Content starts

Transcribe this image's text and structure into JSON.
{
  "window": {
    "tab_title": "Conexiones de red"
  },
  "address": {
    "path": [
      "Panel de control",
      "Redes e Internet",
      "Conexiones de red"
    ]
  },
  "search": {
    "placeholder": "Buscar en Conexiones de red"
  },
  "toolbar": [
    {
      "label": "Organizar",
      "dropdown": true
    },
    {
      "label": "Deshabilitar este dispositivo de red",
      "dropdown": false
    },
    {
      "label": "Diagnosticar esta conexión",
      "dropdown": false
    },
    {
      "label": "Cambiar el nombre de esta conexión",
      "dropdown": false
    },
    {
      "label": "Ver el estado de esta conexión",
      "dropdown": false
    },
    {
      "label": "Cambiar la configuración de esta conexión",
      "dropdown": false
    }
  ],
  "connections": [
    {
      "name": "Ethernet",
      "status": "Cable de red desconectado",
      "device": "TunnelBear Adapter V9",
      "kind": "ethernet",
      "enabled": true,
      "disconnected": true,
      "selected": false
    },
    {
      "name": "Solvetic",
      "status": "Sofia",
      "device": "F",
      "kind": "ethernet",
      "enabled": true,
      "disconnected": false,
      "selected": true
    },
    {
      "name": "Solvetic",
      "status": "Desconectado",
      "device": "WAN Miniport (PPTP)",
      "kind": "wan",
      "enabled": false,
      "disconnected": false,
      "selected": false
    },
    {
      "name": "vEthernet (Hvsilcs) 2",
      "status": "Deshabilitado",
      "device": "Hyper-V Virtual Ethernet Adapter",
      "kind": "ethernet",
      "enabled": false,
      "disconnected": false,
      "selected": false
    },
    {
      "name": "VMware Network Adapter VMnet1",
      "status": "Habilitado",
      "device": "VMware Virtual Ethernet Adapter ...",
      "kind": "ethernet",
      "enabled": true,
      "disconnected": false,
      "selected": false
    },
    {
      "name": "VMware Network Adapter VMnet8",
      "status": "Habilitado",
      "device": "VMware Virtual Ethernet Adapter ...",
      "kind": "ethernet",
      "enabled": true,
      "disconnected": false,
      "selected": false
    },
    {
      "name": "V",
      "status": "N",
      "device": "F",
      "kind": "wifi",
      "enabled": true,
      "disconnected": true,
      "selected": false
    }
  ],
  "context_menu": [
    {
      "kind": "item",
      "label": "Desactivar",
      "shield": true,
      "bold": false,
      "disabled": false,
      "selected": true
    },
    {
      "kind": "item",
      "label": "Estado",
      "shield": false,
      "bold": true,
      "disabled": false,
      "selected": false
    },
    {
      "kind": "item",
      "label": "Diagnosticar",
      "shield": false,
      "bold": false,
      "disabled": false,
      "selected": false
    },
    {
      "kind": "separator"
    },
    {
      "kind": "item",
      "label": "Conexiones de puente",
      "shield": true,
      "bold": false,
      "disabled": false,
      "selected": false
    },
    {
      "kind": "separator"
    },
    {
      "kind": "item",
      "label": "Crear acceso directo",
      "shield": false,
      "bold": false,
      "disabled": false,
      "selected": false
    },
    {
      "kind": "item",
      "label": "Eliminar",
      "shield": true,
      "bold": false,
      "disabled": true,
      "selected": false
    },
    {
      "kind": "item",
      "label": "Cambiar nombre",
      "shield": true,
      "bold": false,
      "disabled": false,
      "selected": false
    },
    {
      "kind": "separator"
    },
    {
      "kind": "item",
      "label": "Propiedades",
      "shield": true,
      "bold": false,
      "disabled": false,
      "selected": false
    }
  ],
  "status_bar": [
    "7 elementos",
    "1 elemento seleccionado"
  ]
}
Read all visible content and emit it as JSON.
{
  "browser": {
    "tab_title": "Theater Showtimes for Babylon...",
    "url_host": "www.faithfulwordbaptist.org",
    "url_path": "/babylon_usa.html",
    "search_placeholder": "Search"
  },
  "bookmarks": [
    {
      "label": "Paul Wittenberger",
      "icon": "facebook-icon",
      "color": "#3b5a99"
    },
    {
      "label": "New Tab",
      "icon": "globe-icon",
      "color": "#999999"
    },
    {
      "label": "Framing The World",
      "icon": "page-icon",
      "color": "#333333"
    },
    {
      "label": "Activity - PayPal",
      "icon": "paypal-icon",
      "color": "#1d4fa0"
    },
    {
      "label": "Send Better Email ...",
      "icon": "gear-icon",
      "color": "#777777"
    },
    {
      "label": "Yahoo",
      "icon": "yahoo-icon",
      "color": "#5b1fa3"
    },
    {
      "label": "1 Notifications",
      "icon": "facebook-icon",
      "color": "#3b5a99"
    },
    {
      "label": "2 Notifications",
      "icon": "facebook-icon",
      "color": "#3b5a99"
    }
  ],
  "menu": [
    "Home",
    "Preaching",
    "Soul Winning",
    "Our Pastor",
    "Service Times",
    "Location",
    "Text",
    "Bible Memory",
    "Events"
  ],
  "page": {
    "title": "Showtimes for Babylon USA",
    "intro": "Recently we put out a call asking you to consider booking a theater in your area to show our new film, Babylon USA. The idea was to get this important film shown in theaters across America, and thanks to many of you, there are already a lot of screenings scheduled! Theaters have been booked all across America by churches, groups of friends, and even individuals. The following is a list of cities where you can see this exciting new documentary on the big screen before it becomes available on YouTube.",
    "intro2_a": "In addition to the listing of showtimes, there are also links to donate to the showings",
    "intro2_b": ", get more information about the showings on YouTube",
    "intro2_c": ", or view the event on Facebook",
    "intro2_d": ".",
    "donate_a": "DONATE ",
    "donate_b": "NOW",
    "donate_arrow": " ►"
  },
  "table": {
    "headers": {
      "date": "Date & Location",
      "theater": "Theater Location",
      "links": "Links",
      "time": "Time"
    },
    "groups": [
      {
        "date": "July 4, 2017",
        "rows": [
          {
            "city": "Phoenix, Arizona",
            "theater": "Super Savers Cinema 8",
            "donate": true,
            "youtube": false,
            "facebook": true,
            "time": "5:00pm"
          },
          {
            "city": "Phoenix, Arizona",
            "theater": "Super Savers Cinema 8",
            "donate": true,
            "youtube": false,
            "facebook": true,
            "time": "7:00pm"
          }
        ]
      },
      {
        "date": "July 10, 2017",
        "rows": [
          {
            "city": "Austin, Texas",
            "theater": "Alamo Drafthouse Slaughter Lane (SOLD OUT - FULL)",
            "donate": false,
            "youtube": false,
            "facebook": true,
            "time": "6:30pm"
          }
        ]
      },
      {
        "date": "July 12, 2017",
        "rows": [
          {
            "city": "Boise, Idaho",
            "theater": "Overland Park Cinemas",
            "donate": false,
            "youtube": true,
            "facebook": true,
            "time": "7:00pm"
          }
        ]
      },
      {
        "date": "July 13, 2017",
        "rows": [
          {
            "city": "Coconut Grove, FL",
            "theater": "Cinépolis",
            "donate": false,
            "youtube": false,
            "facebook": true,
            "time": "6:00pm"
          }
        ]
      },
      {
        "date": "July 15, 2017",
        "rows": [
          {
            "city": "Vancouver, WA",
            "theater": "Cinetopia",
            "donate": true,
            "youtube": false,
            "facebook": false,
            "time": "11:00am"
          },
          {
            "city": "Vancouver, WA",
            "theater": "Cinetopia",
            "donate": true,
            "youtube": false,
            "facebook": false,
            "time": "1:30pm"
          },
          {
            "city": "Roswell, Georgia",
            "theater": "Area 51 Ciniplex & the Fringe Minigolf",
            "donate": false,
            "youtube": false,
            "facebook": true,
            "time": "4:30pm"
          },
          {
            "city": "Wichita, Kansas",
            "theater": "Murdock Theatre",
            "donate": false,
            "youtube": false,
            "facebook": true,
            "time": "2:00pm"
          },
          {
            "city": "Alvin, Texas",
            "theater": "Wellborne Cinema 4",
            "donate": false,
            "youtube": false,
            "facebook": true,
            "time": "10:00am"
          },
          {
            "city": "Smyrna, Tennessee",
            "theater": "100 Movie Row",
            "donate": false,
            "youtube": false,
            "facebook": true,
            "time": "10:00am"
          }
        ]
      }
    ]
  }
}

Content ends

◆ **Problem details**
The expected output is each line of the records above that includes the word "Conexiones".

◆ **Answer to the problem**
    "tab_title": "Conexiones de red"
      "Conexiones de red"
    "placeholder": "Buscar en Conexiones de red"
      "label": "Conexiones de puente",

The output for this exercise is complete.